Here in Japan, we are always warned to have bookshelves properly attached to walls so they don't fall down during an earthquake. On Monday morning we had a large earthquake (c. 6.1 magnitude) in Osska.
The epicenter was almost directly under the museum where I work (physical home of the Research Cooperative).
I was fortunately not yet in my office, so was not struck down as the computer flew off the desk, and as books (like blocks of wood) were ejected at high velocity from the bookshelves on both sides of the desk. The entire office is now blocked by mountains of books and papers (see photo).
It will take me a couple of days to clear a path to my desk, and possibly months for our museum to open to the public again. Our large museum library (four levels) was also thrown onto the floor.
Update: today we had our the first staff meeting after the June 21, 2018, earthquake in Osaka.
Although 66% of volumes in our museum library remained on the shelves, the remaining 33% is still a huge number:
200,000 volumes that have to be picked up, checked for damage, and reshelved.
It may take months for the library to get through this work.

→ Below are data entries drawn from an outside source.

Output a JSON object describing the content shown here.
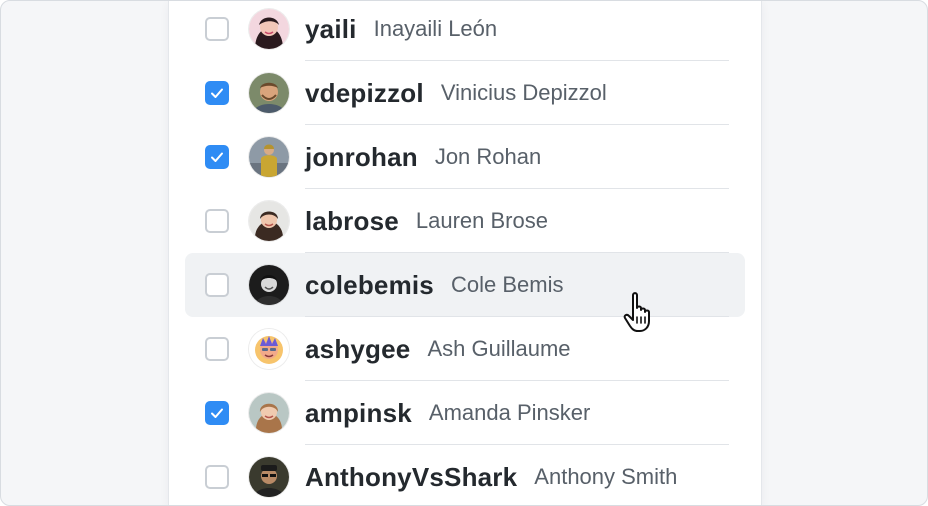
{
  "users": [
    {
      "login": "yaili",
      "name": "Inayaili León",
      "checked": false,
      "avatar": "avatar-yaili",
      "hovered": false
    },
    {
      "login": "vdepizzol",
      "name": "Vinicius Depizzol",
      "checked": true,
      "avatar": "avatar-vdepizzol",
      "hovered": false
    },
    {
      "login": "jonrohan",
      "name": "Jon Rohan",
      "checked": true,
      "avatar": "avatar-jonrohan",
      "hovered": false
    },
    {
      "login": "labrose",
      "name": "Lauren Brose",
      "checked": false,
      "avatar": "avatar-labrose",
      "hovered": false
    },
    {
      "login": "colebemis",
      "name": "Cole Bemis",
      "checked": false,
      "avatar": "avatar-colebemis",
      "hovered": true
    },
    {
      "login": "ashygee",
      "name": "Ash Guillaume",
      "checked": false,
      "avatar": "avatar-ashygee",
      "hovered": false
    },
    {
      "login": "ampinsk",
      "name": "Amanda Pinsker",
      "checked": true,
      "avatar": "avatar-ampinsk",
      "hovered": false
    },
    {
      "login": "AnthonyVsShark",
      "name": "Anthony Smith",
      "checked": false,
      "avatar": "avatar-anthonyvsshark",
      "hovered": false
    }
  ],
  "colors": {
    "accent": "#2f8cf4",
    "hover_bg": "#f0f2f4",
    "login_text": "#24292e",
    "name_text": "#586069"
  },
  "cursor_icon": "hand-pointer-icon"
}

Our Director wonders if we can put out a call for volunteers to help put books back on their shelves.